Former Marine mess cook John Gun Pin knew how to handle a cleaver. Harley Spiller (a.k.a. Inspector Collector) remembers his old friend, and the last dish he prepared: cured crab, or ha cha.
In the first installment of his interview column, “The Cornering,” Ashok Kondabolu of Das Racist chats it up with Comedy Central comedian Sheng Wang. They also traipse the streets of Chinatown. Look out for part deux of this interview next week.
Ying Li talks to her novelist mother, Lin Chang, about the first Chinese-language TV show to be shot in the United States.
A new Twitter feed goes after those who commit the common crime of misspelling Mahatma Gandhi’s last name.
The Tokyo New Wave actress featured brilliantly in films by Ozu, Mizoguchi, and Kurosawa.
A writer joins a protest against a proposed Walmart in L.A.’s Chinatown.
Over the course of the ’90s, Filipino American scratch crews transformed the realm of hip-hop DJing.
On the domestic terror of the 1990s, and avoiding cultural amnesia.

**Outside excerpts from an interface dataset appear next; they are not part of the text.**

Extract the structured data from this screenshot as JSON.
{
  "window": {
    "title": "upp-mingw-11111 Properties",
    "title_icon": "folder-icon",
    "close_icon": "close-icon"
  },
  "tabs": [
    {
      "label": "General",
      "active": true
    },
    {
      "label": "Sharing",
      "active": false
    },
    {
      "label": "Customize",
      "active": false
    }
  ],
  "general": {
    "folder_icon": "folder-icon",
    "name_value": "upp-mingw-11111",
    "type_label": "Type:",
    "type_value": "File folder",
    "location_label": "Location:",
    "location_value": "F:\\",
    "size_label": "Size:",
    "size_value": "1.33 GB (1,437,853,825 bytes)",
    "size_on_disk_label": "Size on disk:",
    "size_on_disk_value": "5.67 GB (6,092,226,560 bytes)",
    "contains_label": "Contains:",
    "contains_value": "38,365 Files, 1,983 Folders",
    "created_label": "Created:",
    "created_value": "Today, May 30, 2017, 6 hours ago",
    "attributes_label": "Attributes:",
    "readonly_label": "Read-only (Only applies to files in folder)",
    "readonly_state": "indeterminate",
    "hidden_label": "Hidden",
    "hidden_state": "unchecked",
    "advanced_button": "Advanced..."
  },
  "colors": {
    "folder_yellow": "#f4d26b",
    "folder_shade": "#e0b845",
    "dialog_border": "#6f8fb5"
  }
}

The transnational writer dishes about Law and Order, her favorite drinks, and less-than-romantic writing habits.
A round-up of articles, interviews and videos featuring Salgado, who was recently among the first undocumented immigrants to be featured on the cover of TIME magazine. The artist and activist will be screenprinting at AAWW’s launch party tonight.
A former Rockstar Games developer’s new project about the Iranian Revolution has gotten him labeled a spy.
The leaked playlist for the London Olympics opening ceremony is almost absurdly eclectic, and includes the bhangra track, “Nachna Onda Nei.”
Compared to China’s national university entrance exam, the gaokao (lit., “test you must ace or work as a menial laborer for the rest of your life”), the SATs are a stroll in the park.
Karen Tei Yamashita’s novel of a dystopic ’90s L.A. tangles with both disasters and distractions.
But the media bungles it up with an overly simplistic “Red China” narrative.
A Grantland writer and Nirvana fan ponders the quintessential ’90s question.
The inaugural installment of our publishing advice column. Send our Agony Agents your most pressing book industry questions!
The acclaimed Thai filmmaker sits down with novelist Katie Kitamura for a conversation about narrative vs. storytelling, black magic, and migrant populations.
An up-close and personal take on the hip-hop group’s love of kung fu.
Spy novels as Asian kitsch.
A love letter to the magazine that defined a generation.
It was a banner year for Asian American narrative films.
The artist’s plastic-bag installations caught the attention of the NYPD.
The Aerogrammes author chats about her preferred superpower and her love of Norton Anthologies.
In the year 2352, they scratch their heads over Instagram, Mitt Romney, Kony, and Siri.
Ma-Yi Theater Company pays tribute to Jessica Hagedorn with a special performance.
The author of The Collective chats with AAWW executive director Ken Chen about windsurfing, his writing chair, and the best way to eat eggs.
The British desi band’s kitschy, three-chord hit appeared on episodes of Friends and in a Gap commercial.
On rural Chinese costume jewelry, and eerily quiet portraits.
The ‘90s saw Western designers outsourcing not just manufacturing, but inspiration, to Asia.
Author, professor, and provocateur Amitava Kumar has a very specific question for New York City book clerks.
Delhi-based reggae MC Taru Dalmia travels to villages in India to record songs that speak truth to power.
The singer stars in Coldplay’s perplexing (and embarrassing) “Princess of China” music video.
In Japan, stationery magazines repopulate like bunnies.